Omarosa Manigault speaks during a panel discussion at the National Association of Black Journalists convention in New Orleans, Louisiana, U.S. August 11, 2017Credit: REUTERS/Omar Negrin/File Photo

Some have greeted Ms Manigault's departure, which comes into effect on January 20, with an eye-roll given her celebrity and the ill-defined role she had in the White House. 

However the veiled criticism she gave during an interview on ABC News risks damaging Mr Trump politically given questions about his support among the African-American community. 

Ms Manigault said that “as the only African-American woman in this White House, as a senior staff and an assistant to the president, I have seen things that have made me uncomfortable, that have upset me, that have affected me deeply and emotionally, that has affected my community and my people. 

“And when I can tell my story, it is a profound story that I know the world will want to hear.”

President Donald Trump speaks during a meeting on African American History Month alongside Omarosa Manigault, leftCredit: AP Photo/Evan Vucci, File

Asked specifically if she was unhappy about Mr Trump’s response to white supremacist behavior in Charlottesville, Virginia, and his support for Mr Moore, the controversial Alabama senate candidate, she did not deny the claims. 

“Because I am serving until the 20th [of January], I have to be very careful about how I answer this,” she replied, adding things she saw during her time in the White House had made her “very unhappy” and “very uncomfortable”. 

The US secret service denied it had physically removed Ms Manigault from the White House but said her pass had been deactivated. 

Mr Trump tweeted: 

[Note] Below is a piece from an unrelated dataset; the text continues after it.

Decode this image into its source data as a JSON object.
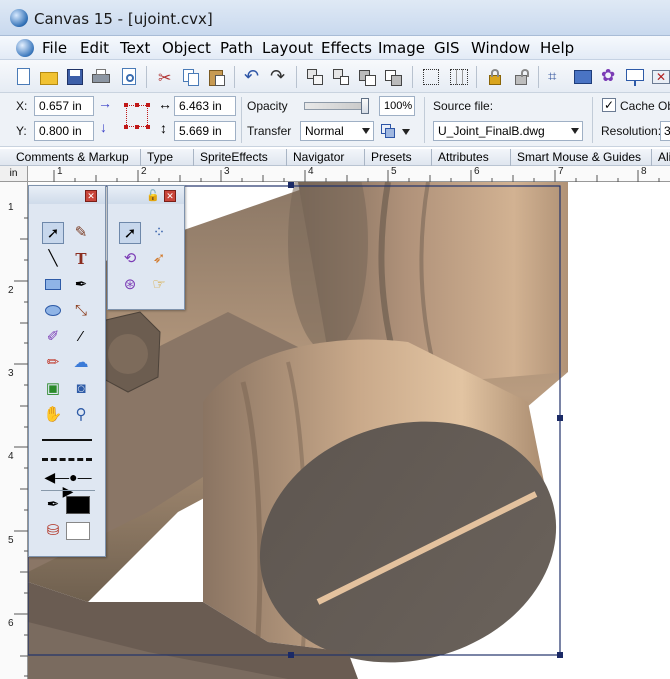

The US president is also reportedly changing his political operation after Mr Moore, the controversial Republican candidate he publicly backed, lost the race to be US senator for Alabama.